About Jane Duncan (1848–1909)

Jane was born in Glasgow in 1848 and later studied in Paris. Perhaps inspired by her own studies, in the 1890s she championed access to higher education for women.

She travelled extensively throughout her fifties, visiting Canada, India, Ceylon, Burma, Japan and the United States. Her book, A summer ride through Western Tibet, was published in 1906.

In 1909 she journeyed to East Africa, planning to describe her travels in a second book. Sadly, the book was never written, as Jane fell ill on her journey and died in Naples on her way home.
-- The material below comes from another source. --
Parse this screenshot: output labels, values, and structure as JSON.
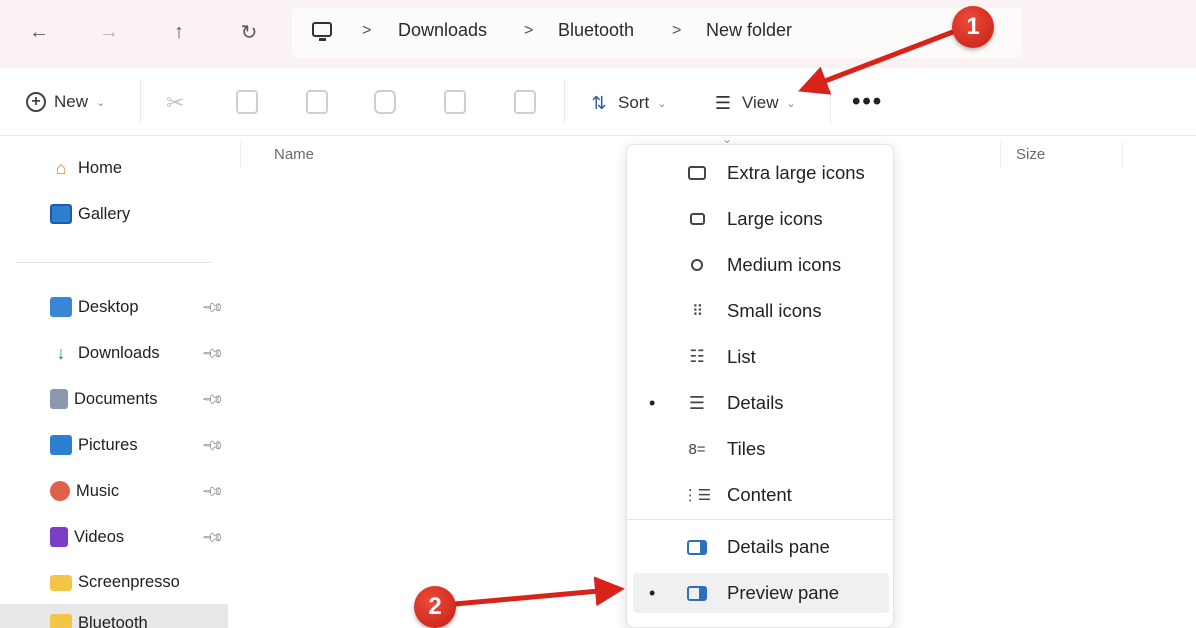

Jane's travels were the subject of scrutiny — as a middle-aged woman, she faced criticism for both her gender and her age. A woman travelling alone was perceived as shocking although, in fact, during her journey through the Chang La Pass she was aided by a large retinue of local guides and porters.

By today's standards, Jane did not travel light. Included among her home comforts were a bath and a set of table linens for dinner. Nevertheless, Jane found the experience liberating and in her book comments on the delights of not having to 'dress'.

Intrepid traveller

In addition to describing Jane's travels, 'A summer ride through Western Tibet' provides an insight into local festivals, customs and antiquities. Jane encountered fellow traveller Ella Christie a number of times during her journeys and, while the two appeared civil, they seemingly preferred to travel on alone rather than accompanying one another.

The second edition of 'A summer ride through Western Tibet' includes a memoir that recounts other adventures. These include a trip across Canada, riding upon the cowcatcher of a train to see the bears crossing the track.

Jane's later journeys took her to Nepal and East Africa. With her death in 1909, the details of these adventures were lost.

Jane's writing communicates her courage, independent nature and sharp sense of humour.

'My pony … would walk like all of its kind on the extreme outer edge of the path, sending pebbles rolling down the precipice from under its feet … I grew hungry, as people do sometimes in rather exciting circumstances, and was in the act of eating a scone, at the same time holding up my umbrella and the reins in one hand, when we got into a very difficult place; but as going hungry into the next world or remaining with sunstroke in this world would not have improved matters I finished the scone and clung to the sunshade, thinking that if the beast did go over with me it would be merely a moment of panic, a sudden shock, and that would be all …'

— 'A summer ride through Western Tibet', Jane Duncan, 1906.


Jane Duncan